Add like
Add dislike
Add to saved papers

Intraocular pressure regulation: findings of pulse-dependent trabecular meshwork motion lead to unifying concepts of intraocular pressure homeostasis.

Intraocular pressure (IOP) is the only treatable risk factor in glaucoma, one of the world's leading causes of blindness. Mechanisms that maintain IOP within a normal range have been poorly understood in contrast to intrinsic mechanisms that regulate systemic blood pressure. Vessel walls experience continuous pulse-induced cyclic pressure and flow. Pressure-dependent wall stress and flow-dependent shear stress provide sensory signals that initiate mechanotransduction responses. The responses optimize vessel wall elasticity, compliance and lumen size, providing a feedback loop to maintain intrinsic pressure homeostasis. Aqueous humor is part of a vascular circulatory loop, being secreted into the anterior chamber of the eye from the vasculature, then returning to the vasculature by passing through the trabecular meshwork (TM), a uniquely modified vessel wall interposed between the anterior chamber and a vascular sinus called Schlemm's canal (SC). Since pressure in circulatory loops elsewhere is modulated by cyclic stresses, one might predict similar pressure modulation in the aqueous outflow system. Recent laboratory evidence in fact demonstrates that cyclic IOP changes alter aqueous outflow while increasing cellularity and contractility of TM cells. Cyclic changes also lead to alterations in gene expression, changes in cytoskeletal networks and modulation of signal transduction. A new technology, phase-based optical coherence tomography, demonstrates in vivo pulse-dependent TM motion like that elsewhere in the vasculature. Recognition of pulse-dependent TM motion provides a linkage to well-characterized mechanisms that provide pressure homeostasis in the systemic vasculature. The linkage may permit unifying concepts of pressure control and provide new insights into IOP homeostatic mechanisms.

Full text links
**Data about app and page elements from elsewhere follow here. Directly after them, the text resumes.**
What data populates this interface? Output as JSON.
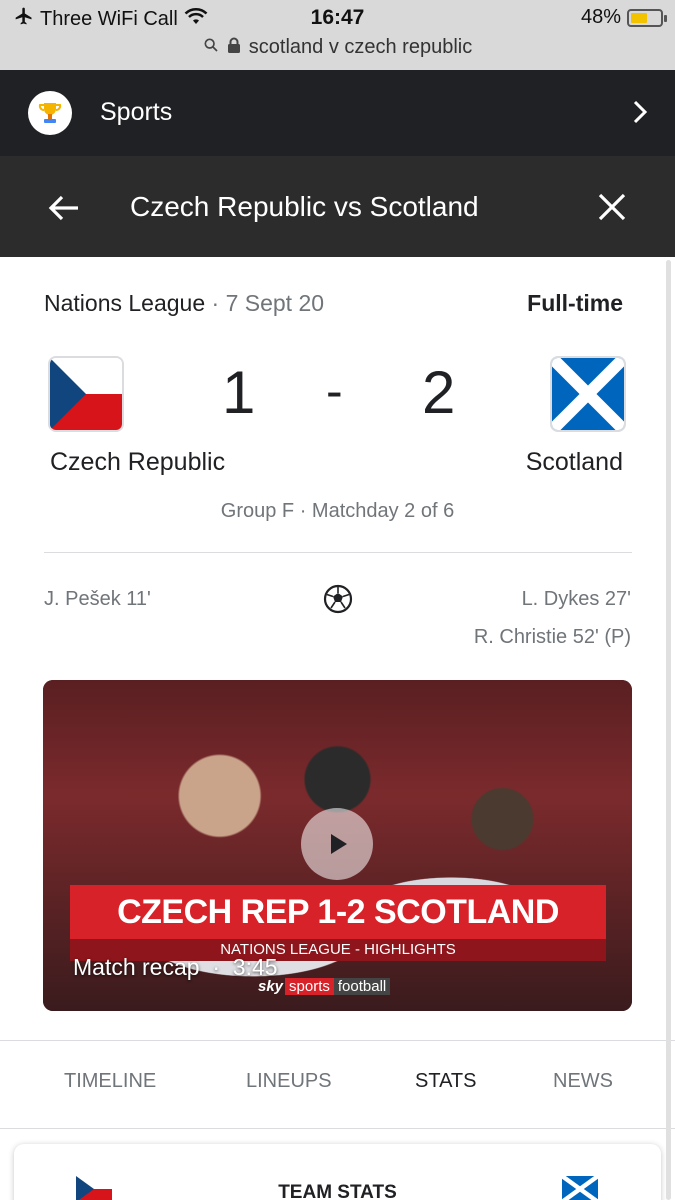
{
  "status_bar": {
    "carrier": "Three WiFi Call",
    "time": "16:47",
    "battery": "48%",
    "url": "scotland v czech republic"
  },
  "sports_bar": {
    "title": "Sports"
  },
  "header": {
    "title": "Czech Republic vs Scotland"
  },
  "match": {
    "competition": "Nations League",
    "date": "7 Sept 20",
    "status": "Full-time",
    "home_team": "Czech Republic",
    "away_team": "Scotland",
    "home_score": "1",
    "separator": "-",
    "away_score": "2",
    "group_info": "Group F · Matchday 2 of 6",
    "home_scorers": [
      "J. Pešek 11'"
    ],
    "away_scorers": [
      "L. Dykes 27'",
      "R. Christie 52' (P)"
    ]
  },
  "video": {
    "banner_title": "CZECH REP 1-2 SCOTLAND",
    "banner_subtitle": "NATIONS LEAGUE - HIGHLIGHTS",
    "label": "Match recap",
    "duration": "3:45",
    "broadcaster": {
      "sky": "sky",
      "sports": "sports",
      "football": "football"
    }
  },
  "tabs": [
    {
      "label": "TIMELINE",
      "active": false
    },
    {
      "label": "LINEUPS",
      "active": false
    },
    {
      "label": "STATS",
      "active": true
    },
    {
      "label": "NEWS",
      "active": false
    }
  ],
  "stats_card": {
    "title": "TEAM STATS"
  },
  "colors": {
    "header_bg": "#2c2c2c",
    "sports_bar_bg": "#202124",
    "muted_text": "#70757a",
    "banner_red": "#d8222a",
    "czech_blue": "#11457e",
    "czech_red": "#d7141a",
    "scotland_blue": "#0065bd"
  }
}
We have located links that may give you full text access.
Can't access the paper?
Try logging in through your university/institutional subscription. For a smoother one-click institutional access experience, please use our mobile app.

For the best experience, use the Read mobile app

Mobile app image

Get seemless 1-tap access through your institution/university

For the best experience, use the Read mobile app

All material on this website is protected by copyright, Copyright © 1994-2024 by WebMD LLC.
This website also contains material copyrighted by 3rd parties.

By using this service, you agree to our terms of use and privacy policy.

Your Privacy Choices Toggle icon

You can now claim free CME credits for this literature searchClaim now

Get seemless 1-tap access through your institution/university

For the best experience, use the Read mobile app